have been buying considerable machlnery
and implements with which to carry on
the work. The turn of one-half a mUl
was set aside out of the total levy this
year, and we have been trjlng to keep
within the limit In carrying on the Im
provements to each of the city's parks.
Next year the s-um total realized from this
half-mill tax may reach $15,000 or $16.0W,
according to the assessed valuation of
the city, and we can proceed with Biore
"In the Spring we shall improvth
parknear the John Mock place, north of
Albln'a, by clearing the tract and setting
out shade treea. There are u number o.
thrifty young firs and maples which an
now of the right age to transplant and
these will be set out where they will .Jo
the ma&t good.
"This tract contains 29 acre and about
10 acres have been cleared and cultivated
for several years, the city hazing leased
this portion. Grass will be planted in
this and the place beautified in such a
way that the people of University Park.
Portsmouth and St. Johns will have a
pleasant place In which to spend Summer
afternoons.

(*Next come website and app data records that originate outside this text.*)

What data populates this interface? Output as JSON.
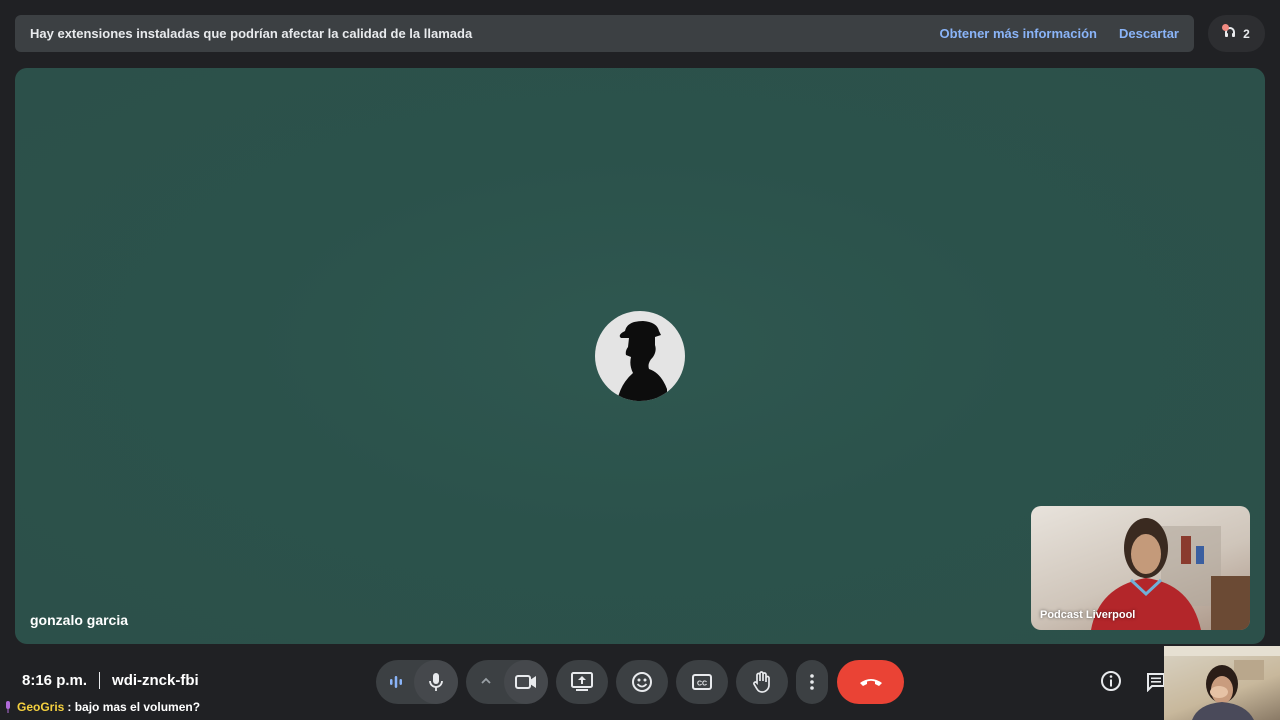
{
  "banner": {
    "message": "Hay extensiones instaladas que podrían afectar la calidad de la llamada",
    "learn_more": "Obtener más información",
    "dismiss": "Descartar"
  },
  "participants": {
    "count": "2"
  },
  "main_tile": {
    "name": "gonzalo garcia"
  },
  "self_tile": {
    "name": "Podcast Liverpool"
  },
  "meeting": {
    "time": "8:16 p.m.",
    "code": "wdi-znck-fbi"
  },
  "chat_overlay": {
    "user": "GeoGris",
    "message": ": bajo mas el volumen?"
  },
  "colors": {
    "hangup": "#ea4335",
    "link": "#8ab4f8",
    "stage": "#2c524b"
  },
  "icons": [
    "speaking-indicator-icon",
    "microphone-icon",
    "chevron-up-icon",
    "camera-icon",
    "present-screen-icon",
    "emoji-icon",
    "captions-icon",
    "raise-hand-icon",
    "more-options-icon",
    "hang-up-icon",
    "info-icon",
    "chat-icon"
  ]
}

This tract cost the old town
of Alblna $5u,)0 before consolidation an
the city is now paying 53000 a year In
terest on the bonds. The tract fe a Hnf
one, however, ami will become, more, val
uable as the years advance, and tht por
tion of the city becomes more densely pop
ulated." The Commission is considering the nro
ject of leasing the Hawthorne Parn, on the
East Side, and a special meeting may b
called next week to debate on It. Th
proximity of this park to the thickly .set
tled portion of that section makes it iv
very desirable acquisition and It is likely
the Commissioners and the Hawthorne
estate will come to term in the ,mitt r
of turning It over to the city.
Electrocuted in the Air.
COUNCIL BLUFFS. Nov. S.-Frank Mr
Coy, an electrician In the employ of tho
electric light company, wa electroeut d
by a live wire at the top of .1 130-foot
electric tower today. He went oh th
tower to repair a broken light, and wa-
found dead Inter, a, current of ZQC0 oIt3
having passed through his tuxA', He was
suspended in the air, hanging across th
railing of the platform at the top. of tho
fifty cents per bottle.